Publisher: Da Capo Press
During the course of a career that began in the late 1940s, Lenny Bruce challenged the sanctity of organized religion and other societal and political conventions and widened the boundaries of free speech. Critic Ralph Gleason said, “So many taboos have been lifted and so many comics have rushed through the doors Lenny opened. He utterly changed the world of comedy.” He died in 1966 at the age of 40. His influence on the worlds of comedy, jazz, and satire is incalculable, and How to Talk Dirty and Influence People--now republished to coincide with the 50th anniversary of Lenny Bruce's death--remains a brilliant existential account of his life and the forces that made him the most important and controversial entertainer in history.
Author: Eduardo Galeano
Publisher: Metropolitan Books
From the winner of the first Lannan Prize for Cultural Freedom, a bitingly funny, kaleidoscopic vision of the first world through the eyes of the third Eduardo Galeano, author of the incomparable Memory of Fire Trilogy, combines a novelist's intensity, a poet's lyricism, a journalist's fearlessness, and the strong judgments of an engaged historian. Now his talents are richly displayed in Upside Down, an eloquent, passionate, sometimes hilarious exposé of our first-world privileges and assumptions. In a series of lesson plans and a "program of study" about our beleaguered planet, Galeano takes the reader on a wild trip through the global looking glass. From a master class in "The Impunity of Power" to a seminar on "The Sacred Car"--with tips along the way on "How to Resist Useless Vices" and a declaration of "The Right to Rave"--he surveys a world unevenly divided between abundance and deprivation, carnival and torture, power and helplessness. We have accepted a reality we should reject, Galeano teaches us, one where machines are more precious than humans, people are hungry, poverty kills, and children toil from dark to dark. A work of fire and charm, Upside Down makes us see the world anew and even glimpse how it might be set right. "Galeano's outrage is tempered by intelligence, an ineradicable sense of humor, and hope." -Los Angeles Times, front page
Author: Wilhelm Heitmeyer, John Hagan
Publisher: Springer Science & Business Media
The International Handbook of Violence Research: *brings together 62 articles written by famous authors from ten different countries; *describes the long term development of relevant research and addresses current tendencies; *pays special attention to sociological research, i.e. to violence as a social phenomenon; *deals with various socio-structural relations and their impact on violence, socialization and the learning of violence, experiences of violence and violent activities, results of victimology, violence in the public space, and the use of violence by political groups or by state institutions; *covers the whole dynamic process of violent activities: discourses, justifications, and interpretations of violence; *provides analyses based on socio-psychological, historical, political and legal research or with a background in socio-biology or cultural studies; *paints a complex picture that displays an area of complicated research on questions of order, destruction and power.
Author: Evelio Rosero
Publisher: Hachette UK
Doctor Justo Pastor Proceso López, adored by his female patients but despised by his wife and daughters, has a burning ambition: to prove to the world that the myth of Simón Bolívar, El Libertador, is a sham and a scandal.

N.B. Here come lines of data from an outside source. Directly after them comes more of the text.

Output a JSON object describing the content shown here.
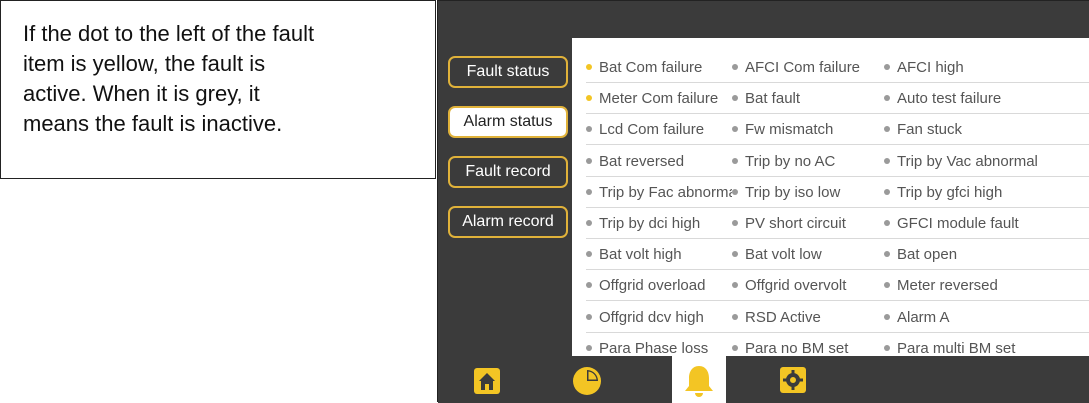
{
  "callout": {
    "lines": [
      "If the dot to the left of the fault",
      "item is yellow, the fault is",
      "active. When it is grey, it",
      "means the fault is inactive."
    ]
  },
  "tabs": [
    {
      "label": "Fault status",
      "active": false
    },
    {
      "label": "Alarm status",
      "active": true
    },
    {
      "label": "Fault record",
      "active": false
    },
    {
      "label": "Alarm record",
      "active": false
    }
  ],
  "faults": [
    [
      {
        "label": "Bat Com failure",
        "dot": "yellow"
      },
      {
        "label": "AFCI Com failure",
        "dot": "grey"
      },
      {
        "label": "AFCI high",
        "dot": "grey"
      }
    ],
    [
      {
        "label": "Meter Com failure",
        "dot": "yellow"
      },
      {
        "label": "Bat fault",
        "dot": "grey"
      },
      {
        "label": "Auto test failure",
        "dot": "grey"
      }
    ],
    [
      {
        "label": "Lcd Com failure",
        "dot": "grey"
      },
      {
        "label": "Fw mismatch",
        "dot": "grey"
      },
      {
        "label": "Fan stuck",
        "dot": "grey"
      }
    ],
    [
      {
        "label": "Bat reversed",
        "dot": "grey"
      },
      {
        "label": "Trip by no AC",
        "dot": "grey"
      },
      {
        "label": "Trip by Vac abnormal",
        "dot": "grey"
      }
    ],
    [
      {
        "label": "Trip by Fac abnormal",
        "dot": "grey"
      },
      {
        "label": "Trip by iso low",
        "dot": "grey"
      },
      {
        "label": "Trip by gfci high",
        "dot": "grey"
      }
    ],
    [
      {
        "label": "Trip by dci high",
        "dot": "grey"
      },
      {
        "label": "PV short circuit",
        "dot": "grey"
      },
      {
        "label": "GFCI module fault",
        "dot": "grey"
      }
    ],
    [
      {
        "label": "Bat volt high",
        "dot": "grey"
      },
      {
        "label": "Bat volt low",
        "dot": "grey"
      },
      {
        "label": "Bat open",
        "dot": "grey"
      }
    ],
    [
      {
        "label": "Offgrid overload",
        "dot": "grey"
      },
      {
        "label": "Offgrid overvolt",
        "dot": "grey"
      },
      {
        "label": "Meter reversed",
        "dot": "grey"
      }
    ],
    [
      {
        "label": "Offgrid dcv high",
        "dot": "grey"
      },
      {
        "label": "RSD Active",
        "dot": "grey"
      },
      {
        "label": "Alarm A",
        "dot": "grey"
      }
    ],
    [
      {
        "label": "Para Phase loss",
        "dot": "grey"
      },
      {
        "label": "Para no BM set",
        "dot": "grey"
      },
      {
        "label": "Para multi BM set",
        "dot": "grey"
      }
    ]
  ],
  "nav": [
    {
      "name": "home-icon",
      "active": false
    },
    {
      "name": "pie-chart-icon",
      "active": false
    },
    {
      "name": "bell-icon",
      "active": true
    },
    {
      "name": "gear-icon",
      "active": false
    }
  ],
  "colors": {
    "accent": "#e0b23a",
    "active_dot": "#f3c524",
    "inactive_dot": "#9a9a9a",
    "screen_bg": "#3b3b3b"
  }
}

In Pasto, south Colombia, where the good doctor plies his trade, the Feast Day of the Holy Innocents is dawning. A day for pranks, jokes and soakings ... Water bombs, poisoned empanaditas, ground glass in the hog roast - anything goes. What better day to commission a float for The Black and White Carnival that will explode the myth of El Libertador once and for all? One that will lay bare the massacres, betrayals and countless deflowerings that history has forgotten. But in Colombia you question the founding fables at your peril. At the frenzied peak of the festivities, drunk on a river of arguardiente, Doctor Justo will discover that this year the joke might just be on him.